This is a great response to give when you are just trying to say that you are doing great and you really do not feel like talking. You could use this response if you are feeling like talking about your current lifestyle and how it is impacting how you are feeling.
First, let us take a look at what to say when someone you do not know, or someone you do not really know, asks you how you are doing. In this post, you will see there are a lot of different ways you can answer how you are doing when someone asks. How you react to someone asking what are you doing will affect the flow of your conversation. Conversation is kind of like chess, you know how to react depending on how a person is gesturing or what they are saying.
Good interlocutors also realize that questions asked earlier in a conversation may affect later queries. Just as how we ask questions can foster trust and the exchange of information - so can how we respond to them.

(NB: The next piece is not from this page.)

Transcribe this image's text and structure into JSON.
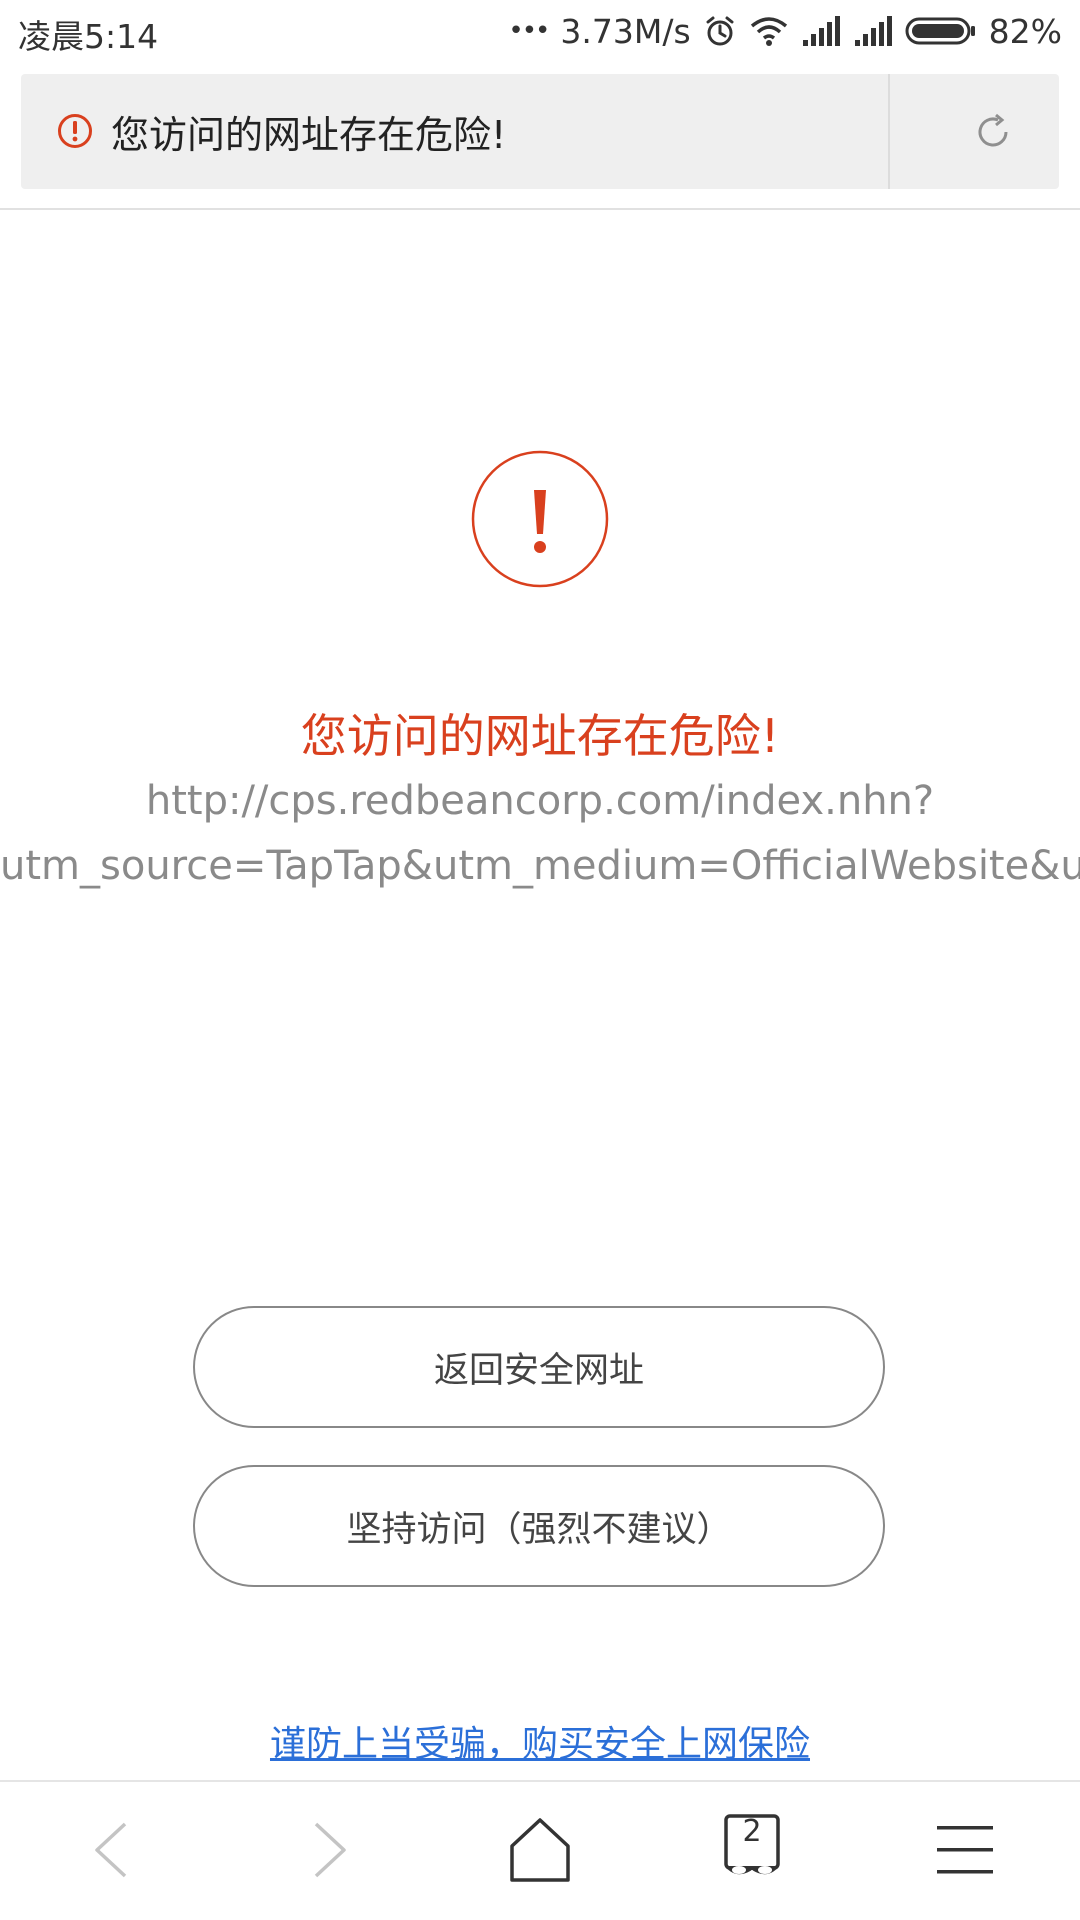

Alisons research shows that participants in conversations like being asked questions, and they generally enjoy those who ask questions more than the ones who respond. In Alisons research, the people told to ask more questions used more follow-up questions than any of the other types, when they were not told to. In Alisons studies, for instance, although individuals were accurate about how many questions were asked during conversations, they did not intuitively connect questions with liking. In an online chat, the person randomly assigned to ask many questions was liked better by his or her conversation partners, and learned more about the partners interests.
If those answers were said in daily situations from English speakers, some funny reactions could have been generated. The person asking the question is expecting a negative response, and they need to be prepared with words of advice or comfort. The response depends only on how much information the person answering the question wants to share.
The person answering may even decide on a shorter response in order to avoid sharing too much of their personal life. The tone of the response could be personal, polite, ironic, humorous, and so on, as well as depending on those factors. The person you are greeting is not going to respond in an honest way, because it is just the way things are in this society. When I have taken time to ask about someones real relationship, I have been surprised that people have given me answers beyond what is expected of them.
This question recognizes it is been awhile since we last spoke, and that it is necessary to make up lost ground. There are ways to answer this in a quick, concise manner, as well as others which elaborate on the length of time that has passed since the last time you saw each other. Longer answers are best to recap the major events that happened since the last time you spoke with someone. Here are a few challenges that often come up in asking and answering questions, as well as tactics to deal with them.
Dodging, or answering the question that you would like to have been asked, can be effective in helping you to protect the information that you would prefer to keep private, as well as build a good rapport with the person who is having the conversation, particularly if you are speaking in an articulate way. It is best used with a partner with whom you have spent lots of time, but can work even if your crush is also interested in you and likes that type of language. Just like with the previous two responses that we looked at here, the pitch of your voice may alter meaning a bit . Each player may read through the questions and mark answers as things they actually did.
You can use the Present Perfect for things that are still continuing into the present, or Past Simple for things that are ending in a previous time.